**WHAT IS BEING ASKED:**
The records below must be reproduced exactly. Strip out the pictures.

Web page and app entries
━━━━━━━━━━━━━━━━━━━━━━━━━━━━━━
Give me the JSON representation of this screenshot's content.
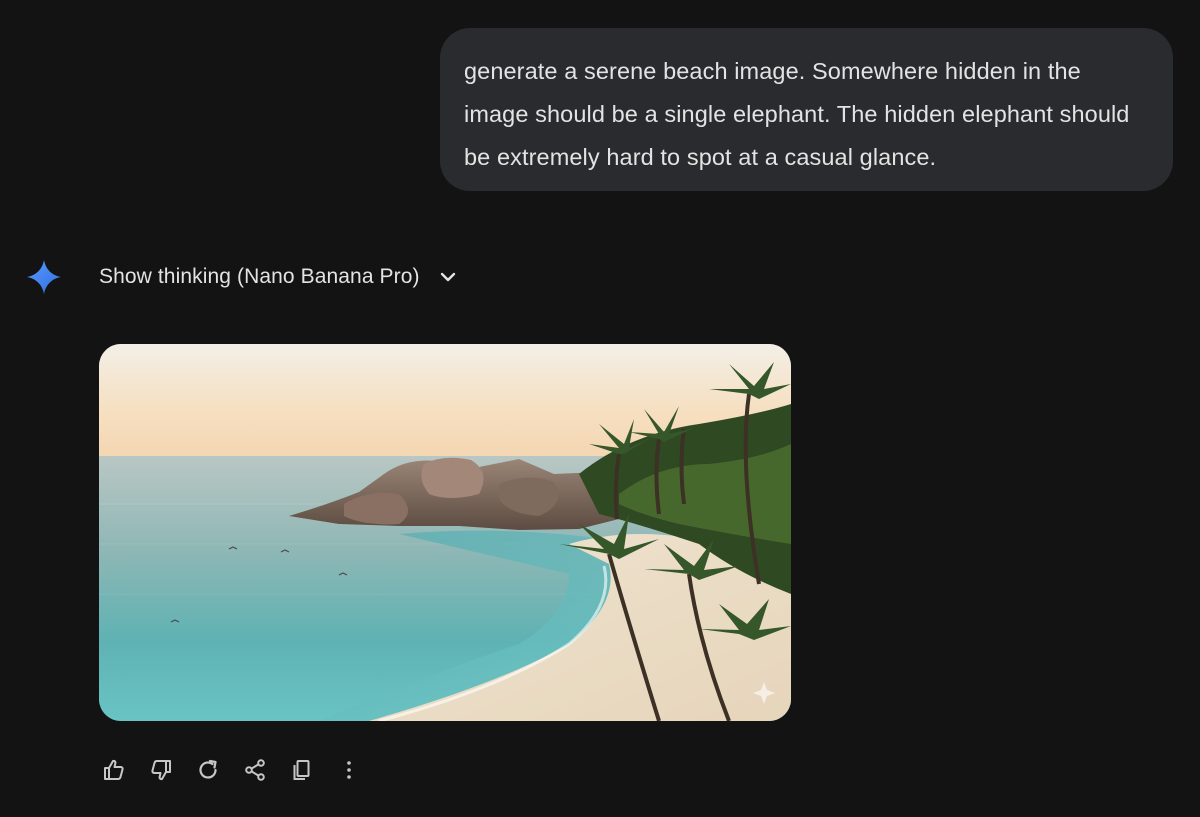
{
  "conversation": {
    "user_message": "generate a serene beach image. Somewhere hidden in the image should be a single elephant. The hidden elephant should be extremely hard to spot at a casual glance.",
    "response": {
      "thinking_label": "Show thinking (Nano Banana Pro)",
      "image_description_alt": "",
      "actions": [
        {
          "icon": "thumbs-up-icon"
        },
        {
          "icon": "thumbs-down-icon"
        },
        {
          "icon": "regenerate-icon"
        },
        {
          "icon": "share-icon"
        },
        {
          "icon": "copy-icon"
        },
        {
          "icon": "more-options-icon"
        }
      ]
    }
  },
  "colors": {
    "background": "#131314",
    "bubble": "#2a2b2e",
    "text": "#e3e3e3",
    "icon": "#c4c7c5",
    "spark_gradient": [
      "#4f8df7",
      "#3a6fe0"
    ]
  }
}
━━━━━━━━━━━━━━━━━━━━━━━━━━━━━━
**RESPONSE:**
Give me the JSON representation of this screenshot's content.
{
  "conversation": {
    "user_message": "generate a serene beach image. Somewhere hidden in the image should be a single elephant. The hidden elephant should be extremely hard to spot at a casual glance.",
    "response": {
      "thinking_label": "Show thinking (Nano Banana Pro)",
      "image_description_alt": "",
      "actions": [
        {
          "icon": "thumbs-up-icon"
        },
        {
          "icon": "thumbs-down-icon"
        },
        {
          "icon": "regenerate-icon"
        },
        {
          "icon": "share-icon"
        },
        {
          "icon": "copy-icon"
        },
        {
          "icon": "more-options-icon"
        }
      ]
    }
  },
  "colors": {
    "background": "#131314",
    "bubble": "#2a2b2e",
    "text": "#e3e3e3",
    "icon": "#c4c7c5",
    "spark_gradient": [
      "#4f8df7",
      "#3a6fe0"
    ]
  }
}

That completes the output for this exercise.